YOUR ASSIGNMENT:
Copy each entry below verbatim. Skip the pictures.

SOURCE INFORMATION:
»»
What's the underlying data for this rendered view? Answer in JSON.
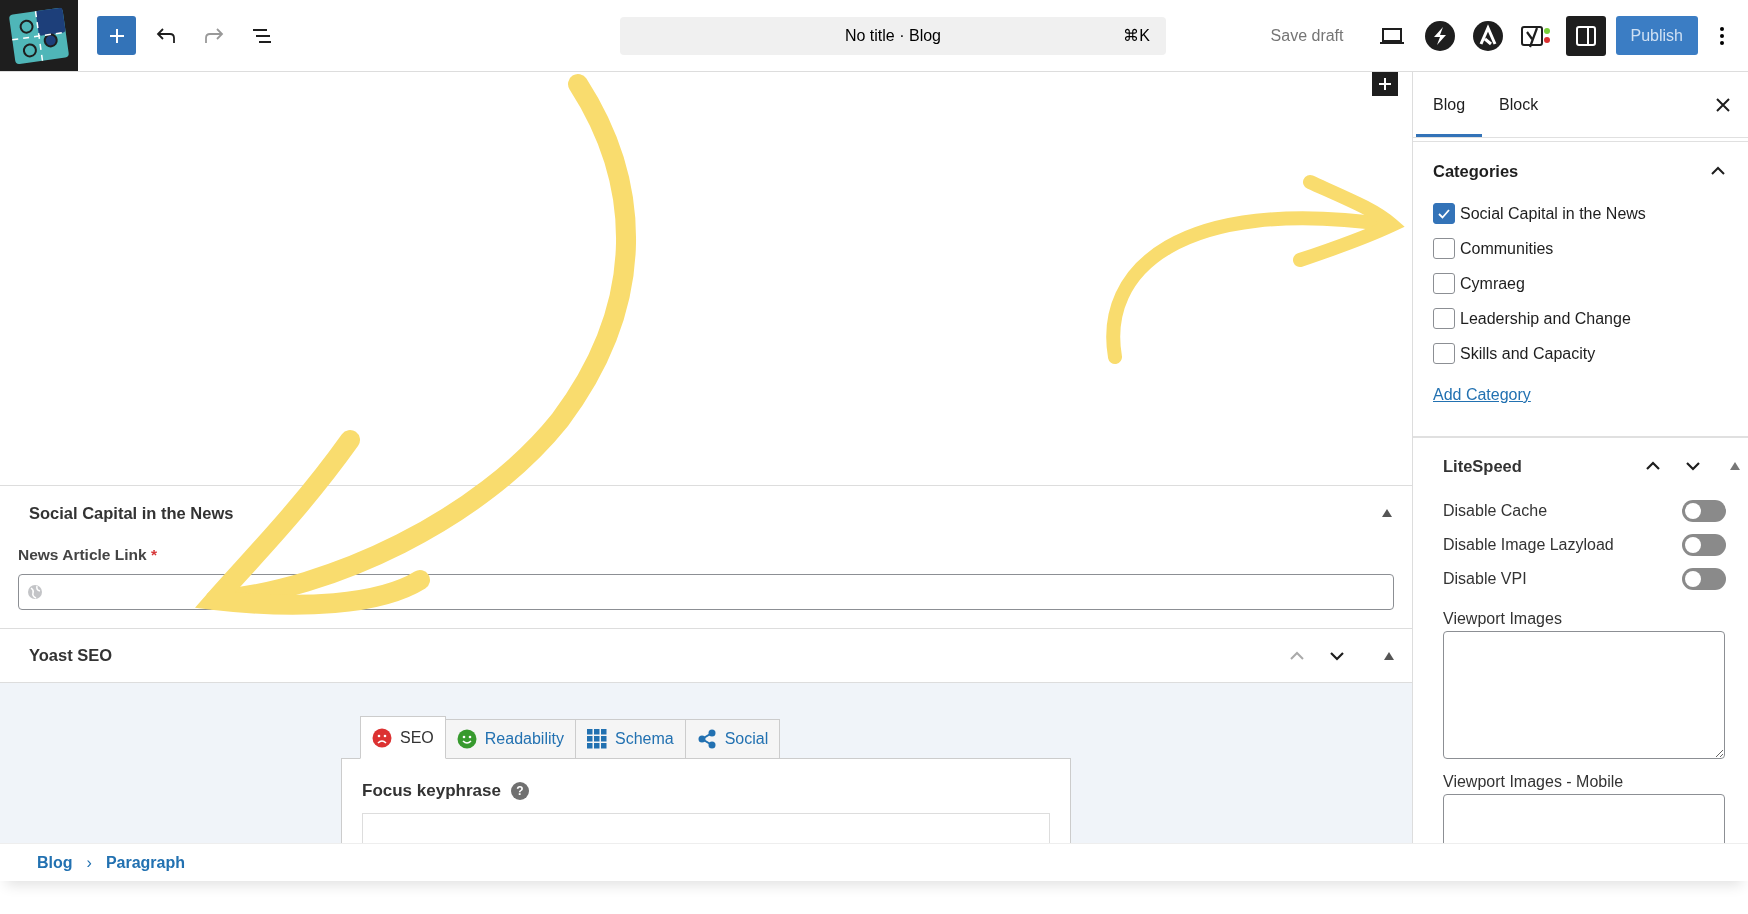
{
  "topbar": {
    "title": "No title · Blog",
    "shortcut": "⌘K",
    "save_draft": "Save draft",
    "publish": "Publish"
  },
  "sidebar": {
    "tabs": [
      {
        "label": "Blog",
        "selected": true
      },
      {
        "label": "Block",
        "selected": false
      }
    ],
    "categories": {
      "title": "Categories",
      "expanded": true,
      "items": [
        {
          "label": "Social Capital in the News",
          "checked": true
        },
        {
          "label": "Communities",
          "checked": false
        },
        {
          "label": "Cymraeg",
          "checked": false
        },
        {
          "label": "Leadership and Change",
          "checked": false
        },
        {
          "label": "Skills and Capacity",
          "checked": false
        }
      ],
      "add_link": "Add Category"
    },
    "litespeed": {
      "title": "LiteSpeed",
      "toggles": [
        {
          "label": "Disable Cache",
          "on": false
        },
        {
          "label": "Disable Image Lazyload",
          "on": false
        },
        {
          "label": "Disable VPI",
          "on": false
        }
      ],
      "textareas": [
        {
          "label": "Viewport Images"
        },
        {
          "label": "Viewport Images - Mobile"
        }
      ]
    }
  },
  "main": {
    "social_panel": {
      "title": "Social Capital in the News",
      "field_label": "News Article Link",
      "required_mark": "*"
    },
    "yoast": {
      "title": "Yoast SEO",
      "tabs": [
        {
          "label": "SEO",
          "kind": "sad",
          "selected": true
        },
        {
          "label": "Readability",
          "kind": "happy",
          "selected": false
        },
        {
          "label": "Schema",
          "kind": "grid",
          "selected": false
        },
        {
          "label": "Social",
          "kind": "share",
          "selected": false
        }
      ],
      "focus_label": "Focus keyphrase",
      "help": "?"
    }
  },
  "breadcrumb": {
    "items": [
      "Blog",
      "Paragraph"
    ],
    "separator": "›"
  }
}
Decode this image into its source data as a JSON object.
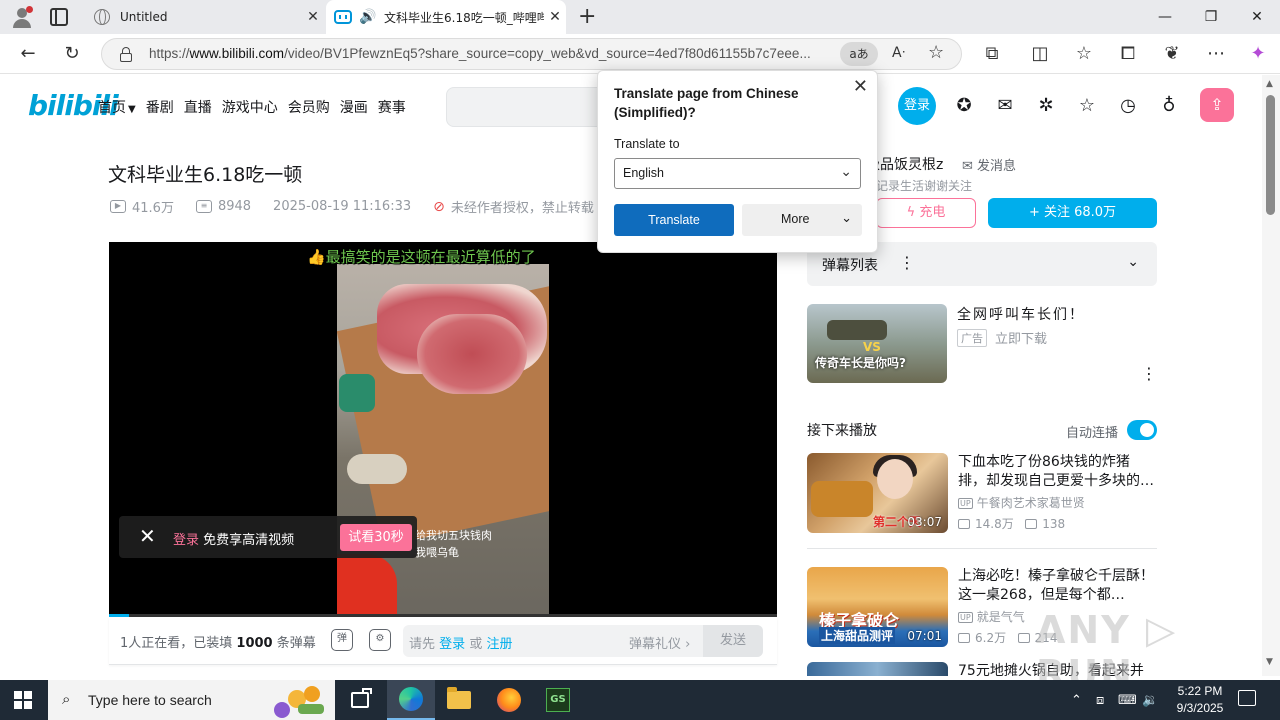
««
EXPECTED ANSWER:
What's the underlying data for this rendered view? Answer in JSON.
{
  "topbar": {
    "title": "No title · Blog",
    "shortcut": "⌘K",
    "save_draft": "Save draft",
    "publish": "Publish"
  },
  "sidebar": {
    "tabs": [
      {
        "label": "Blog",
        "selected": true
      },
      {
        "label": "Block",
        "selected": false
      }
    ],
    "categories": {
      "title": "Categories",
      "expanded": true,
      "items": [
        {
          "label": "Social Capital in the News",
          "checked": true
        },
        {
          "label": "Communities",
          "checked": false
        },
        {
          "label": "Cymraeg",
          "checked": false
        },
        {
          "label": "Leadership and Change",
          "checked": false
        },
        {
          "label": "Skills and Capacity",
          "checked": false
        }
      ],
      "add_link": "Add Category"
    },
    "litespeed": {
      "title": "LiteSpeed",
      "toggles": [
        {
          "label": "Disable Cache",
          "on": false
        },
        {
          "label": "Disable Image Lazyload",
          "on": false
        },
        {
          "label": "Disable VPI",
          "on": false
        }
      ],
      "textareas": [
        {
          "label": "Viewport Images"
        },
        {
          "label": "Viewport Images - Mobile"
        }
      ]
    }
  },
  "main": {
    "social_panel": {
      "title": "Social Capital in the News",
      "field_label": "News Article Link",
      "required_mark": "*"
    },
    "yoast": {
      "title": "Yoast SEO",
      "tabs": [
        {
          "label": "SEO",
          "kind": "sad",
          "selected": true
        },
        {
          "label": "Readability",
          "kind": "happy",
          "selected": false
        },
        {
          "label": "Schema",
          "kind": "grid",
          "selected": false
        },
        {
          "label": "Social",
          "kind": "share",
          "selected": false
        }
      ],
      "focus_label": "Focus keyphrase",
      "help": "?"
    }
  },
  "breadcrumb": {
    "items": [
      "Blog",
      "Paragraph"
    ],
    "separator": "›"
  }
}
Decode this image into its source data as a JSON object.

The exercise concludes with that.